# What the exercise asks
Only the lines with the string "stats" are needed; return each of them from the entries below.

# Data provided
++++++++++
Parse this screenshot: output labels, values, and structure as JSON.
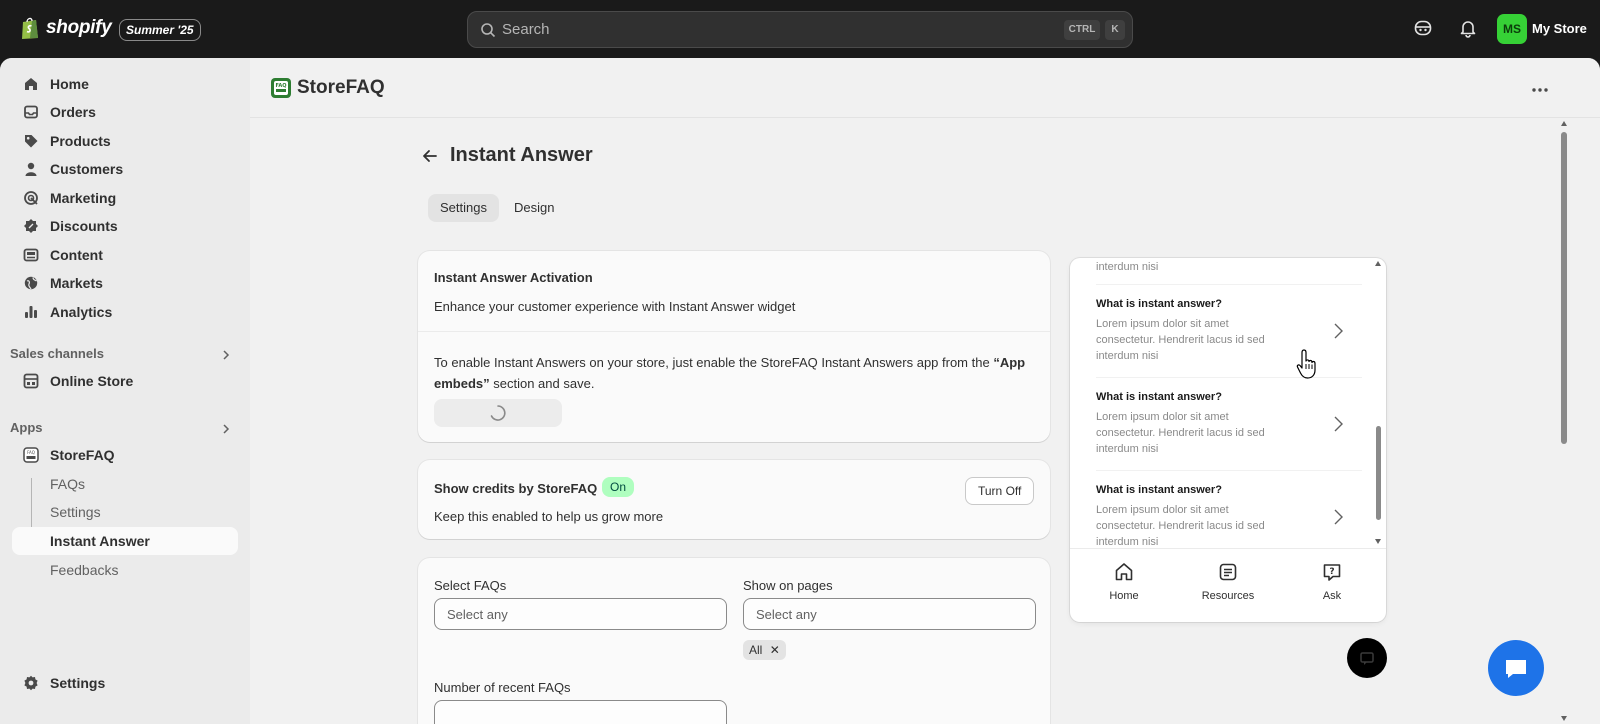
{
  "topbar": {
    "brand": "shopify",
    "edition": "Summer '25",
    "search_placeholder": "Search",
    "shortcut_ctrl": "CTRL",
    "shortcut_k": "K",
    "avatar_initials": "MS",
    "store_name": "My Store"
  },
  "sidebar": {
    "items": [
      {
        "label": "Home",
        "icon": "home-icon"
      },
      {
        "label": "Orders",
        "icon": "inbox-icon"
      },
      {
        "label": "Products",
        "icon": "tag-icon"
      },
      {
        "label": "Customers",
        "icon": "person-icon"
      },
      {
        "label": "Marketing",
        "icon": "target-icon"
      },
      {
        "label": "Discounts",
        "icon": "discount-icon"
      },
      {
        "label": "Content",
        "icon": "image-icon"
      },
      {
        "label": "Markets",
        "icon": "globe-icon"
      },
      {
        "label": "Analytics",
        "icon": "bar-chart-icon"
      }
    ],
    "sales_channels_label": "Sales channels",
    "online_store": "Online Store",
    "apps_label": "Apps",
    "app_name": "StoreFAQ",
    "app_subitems": [
      "FAQs",
      "Settings",
      "Instant Answer",
      "Feedbacks"
    ],
    "settings": "Settings"
  },
  "app": {
    "title": "StoreFAQ",
    "logo_text": "FAQ"
  },
  "page": {
    "title": "Instant Answer",
    "tabs": [
      "Settings",
      "Design"
    ],
    "activation": {
      "title": "Instant Answer Activation",
      "subtitle": "Enhance your customer experience with Instant Answer widget",
      "instruction_1": "To enable Instant Answers on your store, just enable the StoreFAQ Instant Answers app from the ",
      "instruction_bold": "“App embeds”",
      "instruction_2": " section and save."
    },
    "credits": {
      "title": "Show credits by StoreFAQ",
      "status": "On",
      "description": "Keep this enabled to help us grow more",
      "button": "Turn Off"
    },
    "form": {
      "select_faqs_label": "Select FAQs",
      "select_faqs_placeholder": "Select any",
      "show_pages_label": "Show on pages",
      "show_pages_placeholder": "Select any",
      "pages_chip": "All",
      "recent_label": "Number of recent FAQs"
    }
  },
  "preview": {
    "top_partial": "interdum nisi",
    "faqs": [
      {
        "question": "What is instant answer?",
        "answer": "Lorem ipsum dolor sit amet consectetur. Hendrerit lacus id sed interdum nisi"
      },
      {
        "question": "What is instant answer?",
        "answer": "Lorem ipsum dolor sit amet consectetur. Hendrerit lacus id sed interdum nisi"
      },
      {
        "question": "What is instant answer?",
        "answer": "Lorem ipsum dolor sit amet consectetur. Hendrerit lacus id sed interdum nisi"
      }
    ],
    "footer_tabs": [
      "Home",
      "Resources",
      "Ask"
    ]
  },
  "colors": {
    "topbar": "#1a1a1a",
    "avatar": "#36d136",
    "badge_on": "#affebf",
    "chat_bubble": "#1e73e8"
  }
}
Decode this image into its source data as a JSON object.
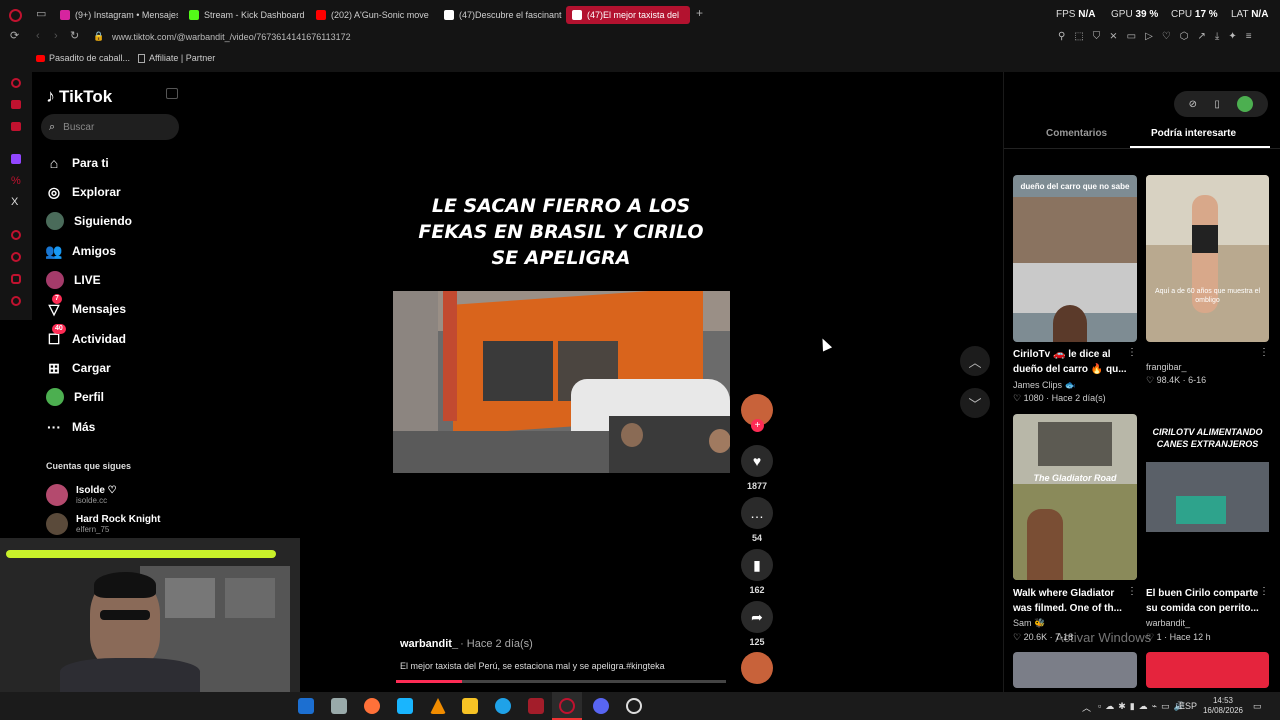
{
  "browser": {
    "tabs": [
      {
        "label": "(9+) Instagram • Mensajes",
        "color": "#d6249f",
        "active": false
      },
      {
        "label": "Stream - Kick Dashboard",
        "color": "#53fc18",
        "active": false
      },
      {
        "label": "(202) A'Gun-Sonic move |",
        "color": "#ff0000",
        "active": false
      },
      {
        "label": "(47)Descubre el fascinante",
        "color": "#ffffff",
        "active": false
      },
      {
        "label": "(47)El mejor taxista del",
        "color": "#ffffff",
        "active": true
      }
    ],
    "new_tab": "+",
    "stats": {
      "fps_label": "FPS",
      "fps_value": "N/A",
      "gpu_label": "GPU",
      "gpu_value": "39 %",
      "cpu_label": "CPU",
      "cpu_value": "17 %",
      "lat_label": "LAT",
      "lat_value": "N/A"
    },
    "url": "www.tiktok.com/@warbandit_/video/7673614141676113172",
    "bookmarks": [
      {
        "label": "Pasadito de caball...",
        "icon": "youtube-icon"
      },
      {
        "label": "Affiliate | Partner",
        "icon": "page-icon"
      }
    ],
    "accent": "#b3122f"
  },
  "tiktok": {
    "logo": "TikTok",
    "search_placeholder": "Buscar",
    "nav": [
      {
        "label": "Para ti",
        "icon": "home-icon",
        "glyph": "⌂"
      },
      {
        "label": "Explorar",
        "icon": "compass-icon",
        "glyph": "◎"
      },
      {
        "label": "Siguiendo",
        "icon": "following-avatar-icon",
        "glyph": ""
      },
      {
        "label": "Amigos",
        "icon": "friends-icon",
        "glyph": "👥"
      },
      {
        "label": "LIVE",
        "icon": "live-avatar-icon",
        "glyph": ""
      },
      {
        "label": "Mensajes",
        "icon": "messages-icon",
        "glyph": "▽",
        "badge": "7"
      },
      {
        "label": "Actividad",
        "icon": "activity-icon",
        "glyph": "☐",
        "badge": "40"
      },
      {
        "label": "Cargar",
        "icon": "upload-icon",
        "glyph": "⊞"
      },
      {
        "label": "Perfil",
        "icon": "profile-avatar-icon",
        "glyph": ""
      },
      {
        "label": "Más",
        "icon": "more-icon",
        "glyph": "···"
      }
    ],
    "following_heading": "Cuentas que sigues",
    "following": [
      {
        "name": "Isolde ♡",
        "handle": "isolde.cc"
      },
      {
        "name": "Hard Rock Knight",
        "handle": "elfern_75"
      }
    ],
    "video": {
      "title": "LE SACAN FIERRO A LOS FEKAS EN BRASIL Y CIRILO SE APELIGRA",
      "author": "warbandit_",
      "date": " · Hace 2 día(s)",
      "caption": "El mejor taxista del Perú, se estaciona mal y se apeligra.#kingteka",
      "progress": 0.2
    },
    "actions": {
      "likes": "1877",
      "comments": "54",
      "saves": "162",
      "shares": "125"
    },
    "right": {
      "tab_comments": "Comentarios",
      "tab_suggest": "Podría interesarte",
      "cards": [
        {
          "title": "CiriloTv 🚗 le dice al dueño del carro 🔥 qu...",
          "author": "James Clips 🐟",
          "stats": "♡ 1080 · Hace 2 día(s)",
          "overlay": "dueño del carro que no sabe"
        },
        {
          "title": "",
          "author": "frangibar_",
          "stats": "♡ 98.4K · 6-16",
          "overlay": "Aquí a de 60 años que muestra el ombligo"
        },
        {
          "title": "Walk where Gladiator was filmed. One of th...",
          "author": "Sam 🐝",
          "stats": "♡ 20.6K · 7-18",
          "overlay": "The Gladiator Road"
        },
        {
          "title": "El buen Cirilo comparte su comida con perrito...",
          "author": "warbandit_",
          "stats": "♡ 1 · Hace 12 h",
          "overlay": "CIRILOTV ALIMENTANDO CANES EXTRANJEROS"
        }
      ],
      "watermark": "Activar Windows"
    }
  },
  "taskbar": {
    "lang": "ESP",
    "time": "14:53",
    "date": "16/08/2026"
  }
}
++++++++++
# Task result
    "stats": {
          "stats": "♡ 1080 · Hace 2 día(s)",
          "stats": "♡ 98.4K · 6-16",
          "stats": "♡ 20.6K · 7-18",
          "stats": "♡ 1 · Hace 12 h",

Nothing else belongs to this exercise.